- Work item:
The goal is a clean copy of all the data below, with pictures dropped and everything else retyped exactly.

- Materials provided:
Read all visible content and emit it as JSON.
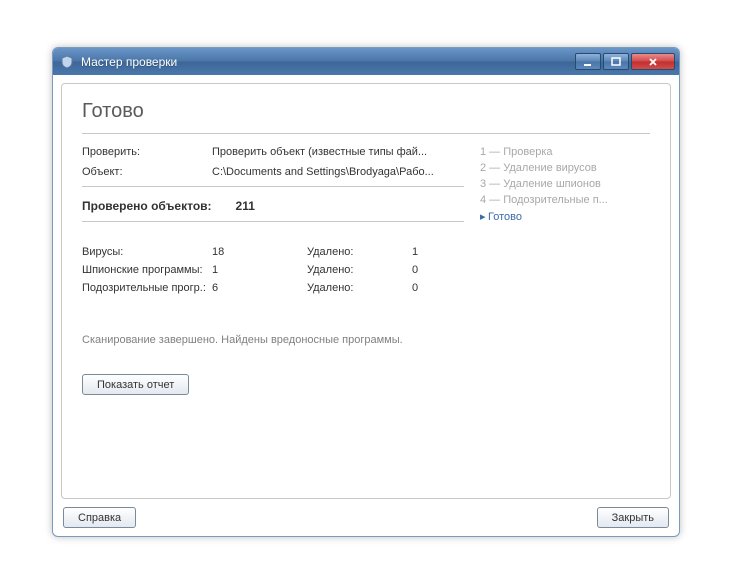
{
  "window": {
    "title": "Мастер проверки"
  },
  "page": {
    "heading": "Готово",
    "check_label": "Проверить:",
    "check_value": "Проверить объект (известные типы фай...",
    "object_label": "Объект:",
    "object_value": "C:\\Documents and Settings\\Brodyaga\\Рабо...",
    "scanned_label": "Проверено объектов:",
    "scanned_value": "211",
    "status_message": "Сканирование завершено. Найдены вредоносные программы.",
    "show_report": "Показать отчет"
  },
  "stats": {
    "deleted_label": "Удалено:",
    "rows": [
      {
        "name": "Вирусы:",
        "count": "18",
        "deleted": "1"
      },
      {
        "name": "Шпионские программы:",
        "count": "1",
        "deleted": "0"
      },
      {
        "name": "Подозрительные прогр.:",
        "count": "6",
        "deleted": "0"
      }
    ]
  },
  "steps": [
    {
      "label": "1 — Проверка"
    },
    {
      "label": "2 — Удаление вирусов"
    },
    {
      "label": "3 — Удаление шпионов"
    },
    {
      "label": "4 — Подозрительные п..."
    },
    {
      "label": "Готово",
      "active": true
    }
  ],
  "footer": {
    "help": "Справка",
    "close": "Закрыть"
  }
}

- Result of the exercise:
Read all visible content and emit it as JSON.
{
  "window": {
    "title": "Мастер проверки"
  },
  "page": {
    "heading": "Готово",
    "check_label": "Проверить:",
    "check_value": "Проверить объект (известные типы фай...",
    "object_label": "Объект:",
    "object_value": "C:\\Documents and Settings\\Brodyaga\\Рабо...",
    "scanned_label": "Проверено объектов:",
    "scanned_value": "211",
    "status_message": "Сканирование завершено. Найдены вредоносные программы.",
    "show_report": "Показать отчет"
  },
  "stats": {
    "deleted_label": "Удалено:",
    "rows": [
      {
        "name": "Вирусы:",
        "count": "18",
        "deleted": "1"
      },
      {
        "name": "Шпионские программы:",
        "count": "1",
        "deleted": "0"
      },
      {
        "name": "Подозрительные прогр.:",
        "count": "6",
        "deleted": "0"
      }
    ]
  },
  "steps": [
    {
      "label": "1 — Проверка"
    },
    {
      "label": "2 — Удаление вирусов"
    },
    {
      "label": "3 — Удаление шпионов"
    },
    {
      "label": "4 — Подозрительные п..."
    },
    {
      "label": "Готово",
      "active": true
    }
  ],
  "footer": {
    "help": "Справка",
    "close": "Закрыть"
  }
}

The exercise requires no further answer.